How many lines in these entries contain the string "Picker"? Reply with the number alone.

=== Section Start ===

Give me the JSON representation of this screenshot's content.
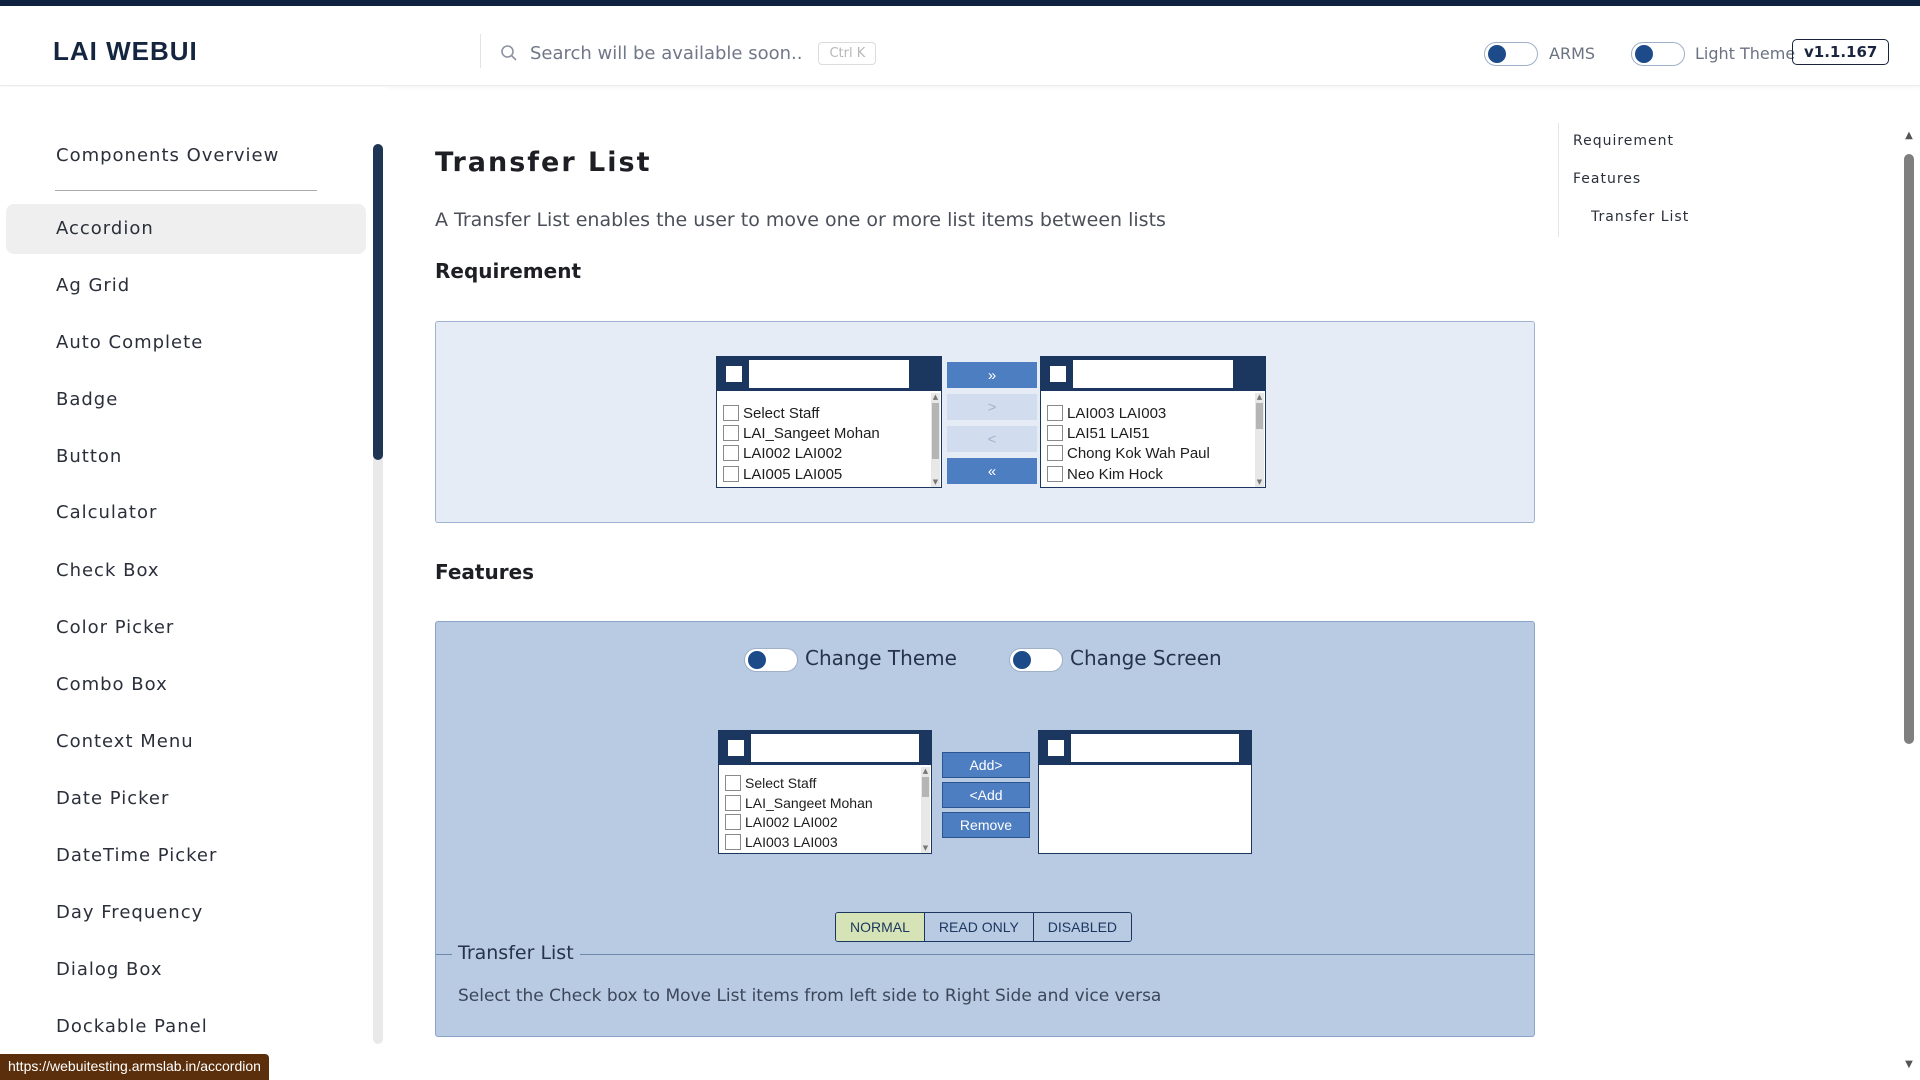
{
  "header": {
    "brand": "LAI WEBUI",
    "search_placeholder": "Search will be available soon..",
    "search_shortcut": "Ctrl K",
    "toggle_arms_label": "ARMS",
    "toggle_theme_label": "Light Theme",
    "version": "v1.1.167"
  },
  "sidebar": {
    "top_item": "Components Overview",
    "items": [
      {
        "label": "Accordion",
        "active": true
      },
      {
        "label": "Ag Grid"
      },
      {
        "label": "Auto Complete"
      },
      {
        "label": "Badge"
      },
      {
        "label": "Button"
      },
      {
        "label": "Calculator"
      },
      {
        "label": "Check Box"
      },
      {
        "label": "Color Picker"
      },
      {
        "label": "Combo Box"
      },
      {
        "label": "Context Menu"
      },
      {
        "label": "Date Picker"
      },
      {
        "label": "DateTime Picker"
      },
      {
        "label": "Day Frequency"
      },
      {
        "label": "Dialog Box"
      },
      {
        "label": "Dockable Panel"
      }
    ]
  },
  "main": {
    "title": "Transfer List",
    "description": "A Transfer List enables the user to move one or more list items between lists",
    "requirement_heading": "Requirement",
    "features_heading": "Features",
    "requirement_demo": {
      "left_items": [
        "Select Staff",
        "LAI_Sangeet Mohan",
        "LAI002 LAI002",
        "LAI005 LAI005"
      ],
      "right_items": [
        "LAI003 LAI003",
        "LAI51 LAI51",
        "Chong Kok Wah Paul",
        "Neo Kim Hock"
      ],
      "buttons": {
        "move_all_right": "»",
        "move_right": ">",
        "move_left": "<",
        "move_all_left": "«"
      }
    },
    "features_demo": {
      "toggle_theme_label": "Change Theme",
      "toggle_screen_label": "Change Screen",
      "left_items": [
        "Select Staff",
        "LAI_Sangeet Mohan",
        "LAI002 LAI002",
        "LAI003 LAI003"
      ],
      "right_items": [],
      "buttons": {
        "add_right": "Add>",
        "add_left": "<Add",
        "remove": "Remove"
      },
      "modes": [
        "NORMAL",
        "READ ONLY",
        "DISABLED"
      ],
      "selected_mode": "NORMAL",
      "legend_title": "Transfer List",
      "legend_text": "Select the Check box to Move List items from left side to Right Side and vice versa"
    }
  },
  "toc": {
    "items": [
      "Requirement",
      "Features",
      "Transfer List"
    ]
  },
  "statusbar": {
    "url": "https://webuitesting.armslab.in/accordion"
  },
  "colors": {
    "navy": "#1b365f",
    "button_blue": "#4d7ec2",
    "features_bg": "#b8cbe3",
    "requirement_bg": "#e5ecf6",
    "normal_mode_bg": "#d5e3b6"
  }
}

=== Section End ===
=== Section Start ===

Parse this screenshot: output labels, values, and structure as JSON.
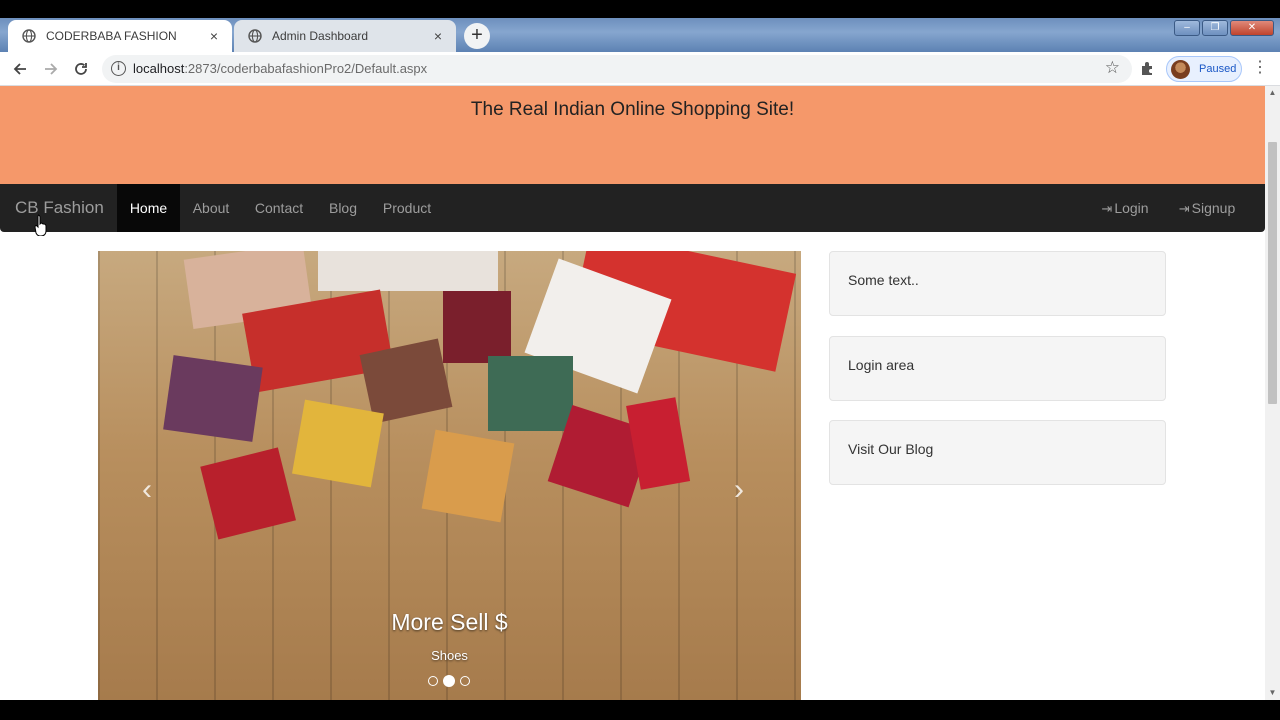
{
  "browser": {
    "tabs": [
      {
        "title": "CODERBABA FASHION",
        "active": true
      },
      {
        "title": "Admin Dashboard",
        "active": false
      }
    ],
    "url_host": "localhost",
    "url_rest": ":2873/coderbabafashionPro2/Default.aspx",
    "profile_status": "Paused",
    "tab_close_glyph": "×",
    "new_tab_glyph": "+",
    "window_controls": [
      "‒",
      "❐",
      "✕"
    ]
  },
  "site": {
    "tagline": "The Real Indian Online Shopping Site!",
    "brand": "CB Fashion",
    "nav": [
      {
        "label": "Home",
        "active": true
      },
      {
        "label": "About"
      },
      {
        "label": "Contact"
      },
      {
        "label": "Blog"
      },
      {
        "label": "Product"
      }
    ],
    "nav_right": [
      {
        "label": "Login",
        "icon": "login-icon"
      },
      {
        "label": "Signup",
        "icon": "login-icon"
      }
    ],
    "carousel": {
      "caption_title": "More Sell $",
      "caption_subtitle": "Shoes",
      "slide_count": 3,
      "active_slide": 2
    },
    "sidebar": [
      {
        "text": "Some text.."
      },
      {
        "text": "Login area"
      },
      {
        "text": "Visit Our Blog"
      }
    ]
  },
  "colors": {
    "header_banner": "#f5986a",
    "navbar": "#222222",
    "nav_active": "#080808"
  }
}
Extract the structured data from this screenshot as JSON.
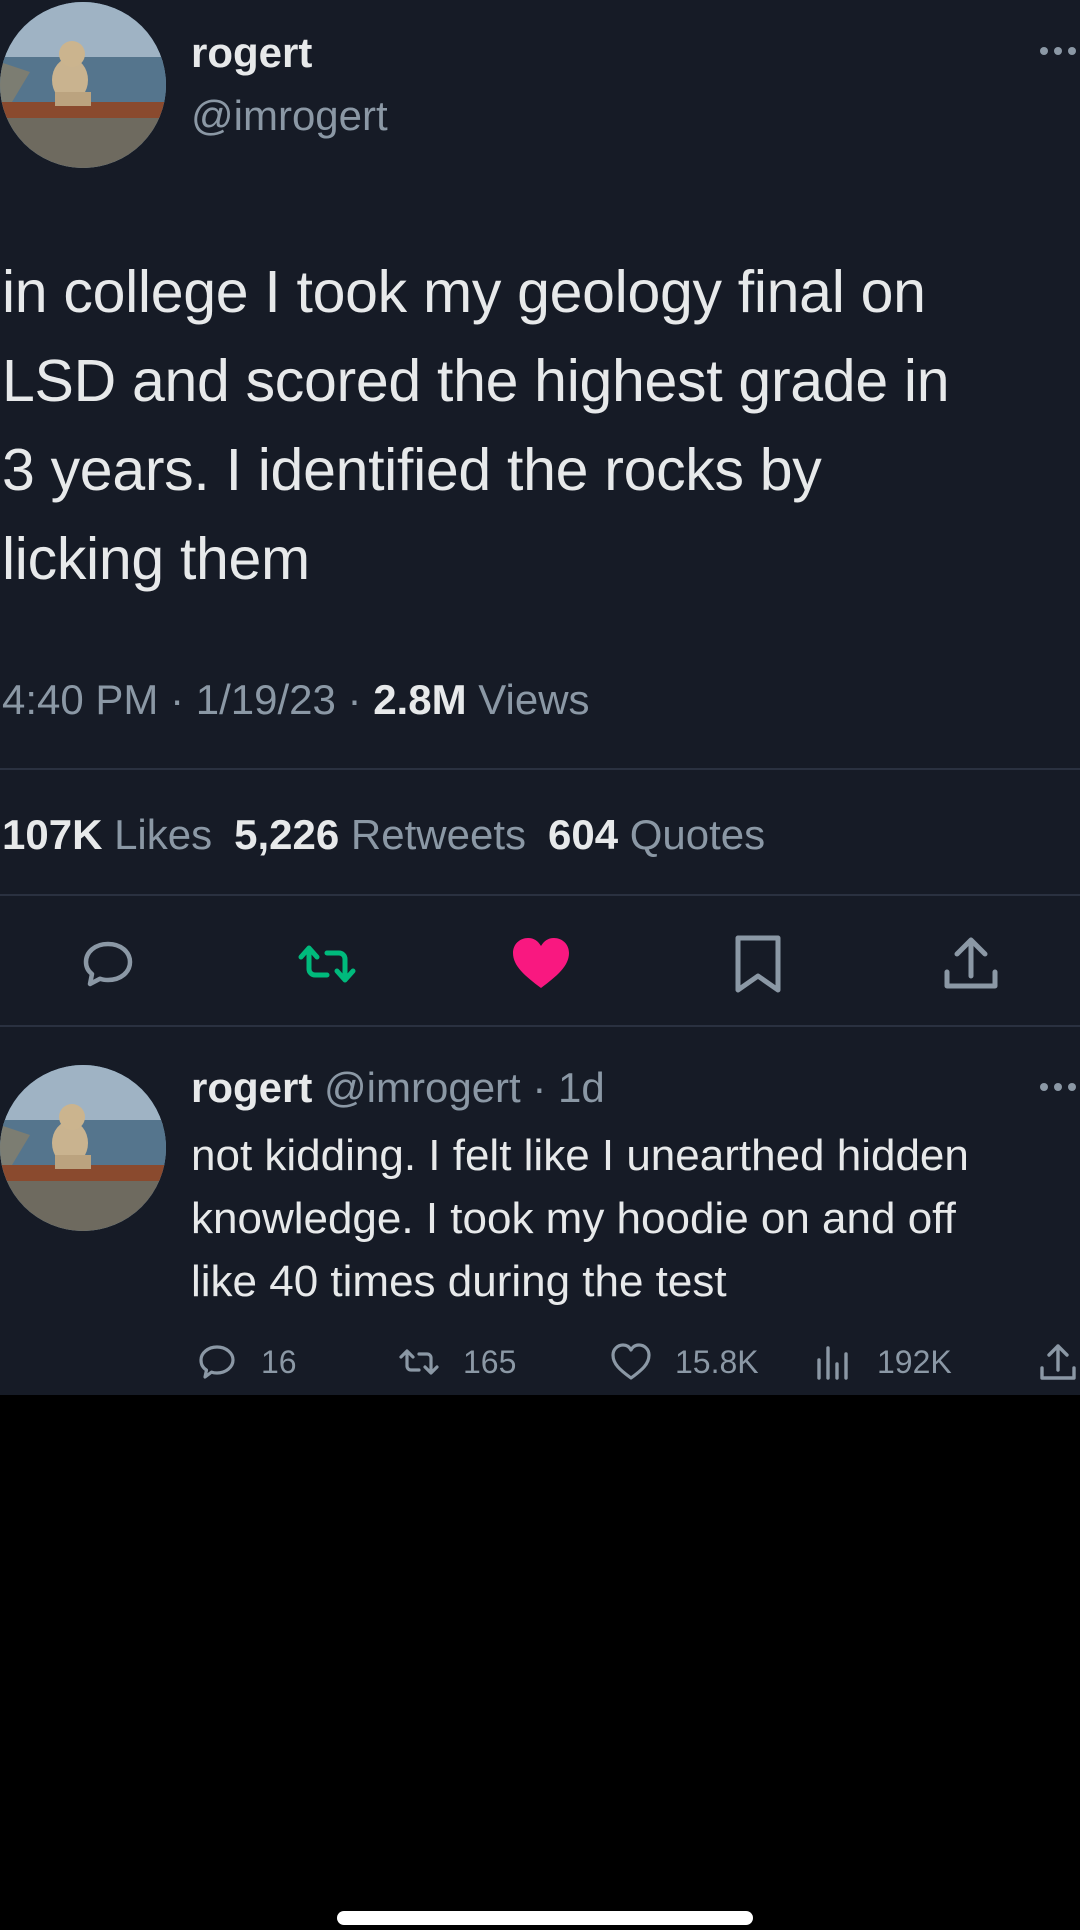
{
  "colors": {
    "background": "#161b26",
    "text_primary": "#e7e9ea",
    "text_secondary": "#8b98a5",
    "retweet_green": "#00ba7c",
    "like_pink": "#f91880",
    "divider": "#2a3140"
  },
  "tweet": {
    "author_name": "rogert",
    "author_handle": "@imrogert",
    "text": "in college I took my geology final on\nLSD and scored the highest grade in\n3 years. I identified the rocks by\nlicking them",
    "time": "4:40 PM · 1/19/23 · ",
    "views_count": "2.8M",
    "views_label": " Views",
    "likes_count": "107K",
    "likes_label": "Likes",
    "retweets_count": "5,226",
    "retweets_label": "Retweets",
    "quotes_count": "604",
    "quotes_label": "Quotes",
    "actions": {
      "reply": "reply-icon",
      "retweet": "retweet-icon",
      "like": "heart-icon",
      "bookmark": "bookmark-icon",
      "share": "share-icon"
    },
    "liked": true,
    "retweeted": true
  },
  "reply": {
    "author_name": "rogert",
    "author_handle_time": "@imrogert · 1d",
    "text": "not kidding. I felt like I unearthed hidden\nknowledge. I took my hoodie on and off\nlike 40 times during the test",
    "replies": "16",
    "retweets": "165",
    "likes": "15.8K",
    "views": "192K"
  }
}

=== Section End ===

**EXERCISE OUTPUT**
3